That is who's essential, irreplaceable in this movie. I guess it's a heavy handed irony: that the robots in this fiction are far more human than the actual humans. But Bay knows you're watching this movie just to see the next supremely badass way that Optimus prime executes the final villain while muttering some nonsense about honour and falling or standing up in one direction or another. We're hungry for yet another money shot, and he knows just how to tease us along until the final face-rending climax.
I want to say more, but I actually, truly, sincerely, do not want to spoil anything. This thing might be an inchoate roller-coaster ride of a movie. But it's one of the best-looking ones I've ever seen. Even Michael Bay had limitations when he started making Transformers. Do you think anyone tells Michael Bay he can't afford something -- at least when he's working on Transformers and not Pain and Gain? This is a master at work, using his favourite tools.
I don't really know how to review the new Transformers, because I'm not sure what discussion there is to be had about it yet. People have already made up their minds. Way, way too many people. Even the smart ones!
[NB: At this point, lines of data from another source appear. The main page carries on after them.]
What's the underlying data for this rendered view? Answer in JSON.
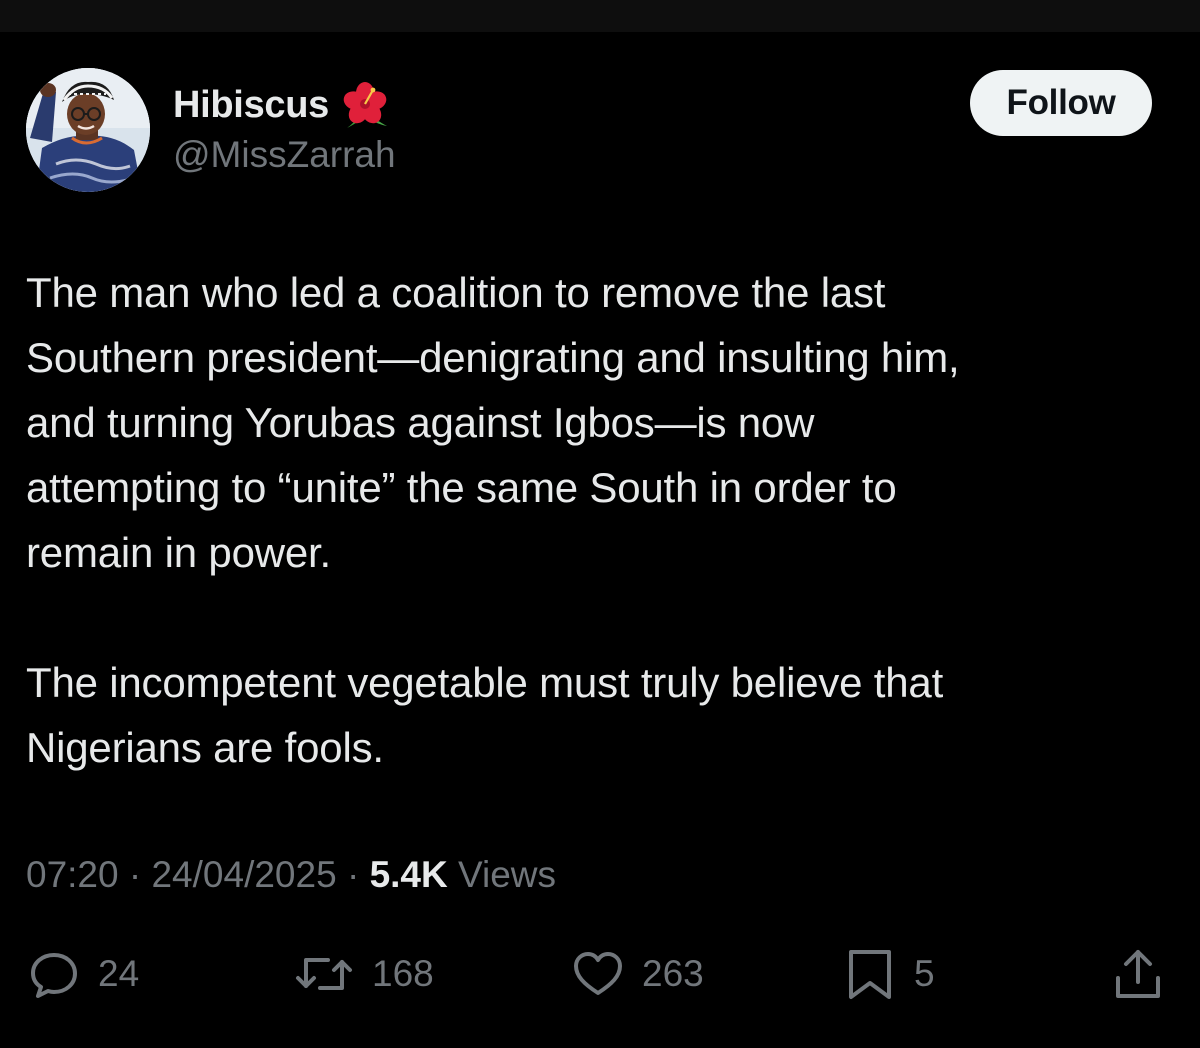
{
  "author": {
    "display_name": "Hibiscus",
    "handle": "@MissZarrah",
    "emoji_icon": "hibiscus-emoji",
    "avatar_icon": "profile-photo"
  },
  "follow_button": {
    "label": "Follow"
  },
  "tweet": {
    "paragraphs": [
      "The man who led a coalition to remove the last\nSouthern president—denigrating and insulting him,\nand turning Yorubas against Igbos—is now\nattempting to “unite” the same South in order to\nremain in power.",
      "The incompetent vegetable must truly believe that\nNigerians are fools."
    ]
  },
  "meta": {
    "time": "07:20",
    "separator": "·",
    "date": "24/04/2025",
    "views_count": "5.4K",
    "views_label": "Views"
  },
  "actions": {
    "reply": {
      "icon": "reply-icon",
      "count": "24"
    },
    "repost": {
      "icon": "repost-icon",
      "count": "168"
    },
    "like": {
      "icon": "heart-icon",
      "count": "263"
    },
    "bookmark": {
      "icon": "bookmark-icon",
      "count": "5"
    },
    "share": {
      "icon": "share-icon"
    }
  },
  "colors": {
    "background": "#000000",
    "primary_text": "#e7e9ea",
    "secondary_text": "#71767b",
    "follow_button_bg": "#eff3f4",
    "follow_button_text": "#0f1419",
    "hibiscus_red": "#e0203a"
  }
}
But this is where we have to start: on the same page. There's been too much senseless hatred already. For those who've written Transformers off already: I implore you to see it. I want your honest opinion about this movie. Not Michael Bay, not his series, this movie. Meanwhile, those of us who are willing to give this a chance will be having fun ranking the most badass GIFs from the Dinobot fight.
Seriously, that scene is like the ride of Rohirrim, only with Optimus Prime wielding a sword and riding on top of a robotic Tyrannosaurus rex. How many times have you seen bearded white dudes riding into battle since Peter Jackson first made that epic scene? If you've made it this far in the article, I'm going to go out on a limb and assume that you're up to date on Game of Thrones. So: a lot. And how many sword-wielding Optimus Primes have you seen riding t-rexes?
That's what I thought.
Originally published on Kotaku Australia